Marc Milstein, brain health researcher, makes a case that stress is deeply embedded in our existence as humans. “Anxiety is meant to be something that alerts us that we have to act or be aware. Our ancestors – the ones that worried – survived. It’s deeply embedded in our genes to worry about the next worry,” Milstein explains.
If there were one myth about anxiety that he would like to dispel, it’s the desire to suppress it. If only our teenagers could “think of anxiety as energy, something that is telling your brain to take action. But if we can accept and embrace anxiety rather than push it away, then we can figure out little things that can make a big difference.”
Milstein offers some simple, science-based tips to manage our stress.
Tips to Lower Anxiety:
1. Stay in the moment
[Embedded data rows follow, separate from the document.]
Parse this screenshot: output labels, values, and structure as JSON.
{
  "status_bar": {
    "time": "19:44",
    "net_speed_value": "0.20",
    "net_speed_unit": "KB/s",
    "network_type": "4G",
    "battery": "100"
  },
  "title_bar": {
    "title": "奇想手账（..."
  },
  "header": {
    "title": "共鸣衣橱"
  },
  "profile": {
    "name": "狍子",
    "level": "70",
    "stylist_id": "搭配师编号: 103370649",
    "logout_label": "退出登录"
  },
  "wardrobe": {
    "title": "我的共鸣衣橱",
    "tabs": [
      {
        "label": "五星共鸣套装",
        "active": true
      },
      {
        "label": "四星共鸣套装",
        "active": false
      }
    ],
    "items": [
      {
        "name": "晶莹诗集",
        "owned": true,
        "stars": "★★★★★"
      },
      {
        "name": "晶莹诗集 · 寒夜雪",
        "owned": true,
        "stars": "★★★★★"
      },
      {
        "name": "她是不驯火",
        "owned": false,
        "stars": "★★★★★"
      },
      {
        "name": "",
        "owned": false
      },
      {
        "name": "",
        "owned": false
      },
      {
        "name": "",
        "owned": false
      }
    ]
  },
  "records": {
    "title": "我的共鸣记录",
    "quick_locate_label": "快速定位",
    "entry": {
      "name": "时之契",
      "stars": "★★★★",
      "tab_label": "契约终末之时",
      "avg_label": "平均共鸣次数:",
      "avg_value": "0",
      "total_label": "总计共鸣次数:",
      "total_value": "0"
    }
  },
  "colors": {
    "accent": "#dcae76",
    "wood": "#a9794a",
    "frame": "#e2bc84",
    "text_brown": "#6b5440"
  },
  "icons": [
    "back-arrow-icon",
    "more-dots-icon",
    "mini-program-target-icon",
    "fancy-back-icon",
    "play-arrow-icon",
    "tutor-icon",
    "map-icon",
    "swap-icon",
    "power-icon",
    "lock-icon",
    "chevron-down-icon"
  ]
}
Pets are a positive distraction. They put us in the present moment. We have to attend to their needs or be in that moment of playing with them. A lot of our anxiety comes from thinking about the past or thinking about the future. Studies show that if we can get ourselves in the present moment and do something that we really enjoy, anxiety and stress levels drop. So a pet is just one example of what we can do in the moment – you could also take a walk, play the guitar, or shoot some baskets. The key is to find something tangible you can do that will put you in the present moment in an enjoyable way.
2. Sleep regularly and soundly
In the hour before bed, write down with pen and paper anything that you’re worried or stressed about as well as what’s on your to do list. If you get it on paper, your brain throws it away. Look at the paper and tell yourself that the information is stored somewhere safely and that you’ll deal with it in the morning. Basically, it’s a way to offload the anxiety that you feel before bed, and studies show that it works.
In the morning, rather than lie in bed looking at your phone, studies suggest that getting outside 5-10 minutes after we wake up to get that morning light is helpful. We get a cortisol surge to get ready and excited about the day, but if we are looking at our phone, that can be stressful and we get up and feel tired and draggy.
3. Schedule time for anxiety.
It may sound crazy, but tell yourself that at 4:00 today, I’m going to worry and have a full-blown anxious moment. I’m going to set a timer and when it’s over, I’m going to move and and wait until the next time I have it on the calendar. It’s important to have boundaries and put a timer on it.
These ideas have been studied and proven to be successful. In order to persuade your teenager to use any or all of these stress busters, Milstein suggests that parents ask them to give it a try for a couple days and see if it makes a difference. If that doesn’t work, “I always like to point out heroes. ‘Lebron James prioritizes sleep and says it’s the secret to success.’ Frame it to say that someone that they admire does it.”
Watch complete interview with Marc Milstein for more tips.